David Campbell (firstname.lastname@example.org)
Wed, 18 Nov 1998 17:16:08 -0400
>Adam Crowl wrote:
> Just picking up your comments at the end -
>> Whence sin? A Darwinian origin for humans makes sense of sin's origin -
>> it's a part of the Creation process, a result of the gift of freedom
>> that God couldn't do without in order to create, rather than engineer.
>> That's been debated here before I'll bet.
> A "Darwinian" (as usual I would prefer to say "Darwin-Wallace")
>>understanding of evolution requires that there be "natural evil" - privation,
>>suffering, death - involved in the development of humanity but does not
>>_require_ moral evil. It does suggest that the first humans with such an
>>evolutionary past would be highly prone to selfish behavior which which be
>sin >for them but not for their pre-human ancestors (since the latter wouldn't
>have >been moral agents). Thus in R. Niebuhr's phrase sin would have been
>"inevitable but not necessary".
>George L. Murphy
The challenge of natural selection can generally be met by
cooperation or by competition. Although evolved organisms are certainly
"prone to selfish behavior", I am not certain that a fall would be
inevitable from creating via evolution. It is morally good for us to seek
what is truly good for us; putting self above others or putting the wrong

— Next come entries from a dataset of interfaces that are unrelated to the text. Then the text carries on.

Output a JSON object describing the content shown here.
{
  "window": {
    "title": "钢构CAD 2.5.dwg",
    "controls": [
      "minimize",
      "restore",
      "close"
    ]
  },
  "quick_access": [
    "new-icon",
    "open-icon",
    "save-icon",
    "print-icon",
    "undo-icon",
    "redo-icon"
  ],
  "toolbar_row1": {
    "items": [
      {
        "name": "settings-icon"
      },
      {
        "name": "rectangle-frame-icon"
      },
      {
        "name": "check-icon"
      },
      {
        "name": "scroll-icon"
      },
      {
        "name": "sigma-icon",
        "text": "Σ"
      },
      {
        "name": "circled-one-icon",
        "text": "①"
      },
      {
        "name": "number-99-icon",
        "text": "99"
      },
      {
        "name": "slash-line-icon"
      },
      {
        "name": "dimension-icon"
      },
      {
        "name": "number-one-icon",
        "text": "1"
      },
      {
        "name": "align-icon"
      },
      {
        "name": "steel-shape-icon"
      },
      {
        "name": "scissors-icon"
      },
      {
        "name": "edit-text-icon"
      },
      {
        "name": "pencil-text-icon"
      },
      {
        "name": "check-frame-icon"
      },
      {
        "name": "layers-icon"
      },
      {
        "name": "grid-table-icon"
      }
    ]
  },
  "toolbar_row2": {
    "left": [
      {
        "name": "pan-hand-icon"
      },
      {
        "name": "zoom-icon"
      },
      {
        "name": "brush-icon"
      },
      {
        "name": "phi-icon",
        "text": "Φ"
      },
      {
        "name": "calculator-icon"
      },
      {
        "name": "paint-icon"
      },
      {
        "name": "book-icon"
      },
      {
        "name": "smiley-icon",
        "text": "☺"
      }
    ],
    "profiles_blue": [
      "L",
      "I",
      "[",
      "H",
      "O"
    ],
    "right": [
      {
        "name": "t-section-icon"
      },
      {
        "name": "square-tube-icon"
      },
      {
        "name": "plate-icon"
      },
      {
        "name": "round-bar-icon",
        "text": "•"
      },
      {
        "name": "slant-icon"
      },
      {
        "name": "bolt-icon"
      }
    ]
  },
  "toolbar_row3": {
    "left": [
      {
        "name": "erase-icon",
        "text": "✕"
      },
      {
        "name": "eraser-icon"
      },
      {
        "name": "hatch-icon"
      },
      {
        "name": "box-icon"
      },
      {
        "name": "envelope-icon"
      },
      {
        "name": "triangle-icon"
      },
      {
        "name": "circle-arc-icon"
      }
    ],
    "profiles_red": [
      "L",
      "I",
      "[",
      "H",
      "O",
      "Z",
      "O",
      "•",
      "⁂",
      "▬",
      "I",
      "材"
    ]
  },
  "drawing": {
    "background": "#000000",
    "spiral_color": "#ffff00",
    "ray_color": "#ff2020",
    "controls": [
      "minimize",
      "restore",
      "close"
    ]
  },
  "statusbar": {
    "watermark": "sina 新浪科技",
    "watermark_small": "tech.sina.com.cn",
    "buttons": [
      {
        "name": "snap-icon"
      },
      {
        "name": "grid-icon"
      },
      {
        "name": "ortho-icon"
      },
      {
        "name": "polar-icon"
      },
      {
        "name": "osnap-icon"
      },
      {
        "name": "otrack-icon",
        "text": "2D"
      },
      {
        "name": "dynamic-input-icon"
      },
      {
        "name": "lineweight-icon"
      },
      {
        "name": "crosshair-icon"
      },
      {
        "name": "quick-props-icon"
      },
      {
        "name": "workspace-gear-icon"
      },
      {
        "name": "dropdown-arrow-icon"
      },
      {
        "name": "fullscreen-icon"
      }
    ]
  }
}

priorities on what we seek (especially not putting God first) is where the
sin comes in.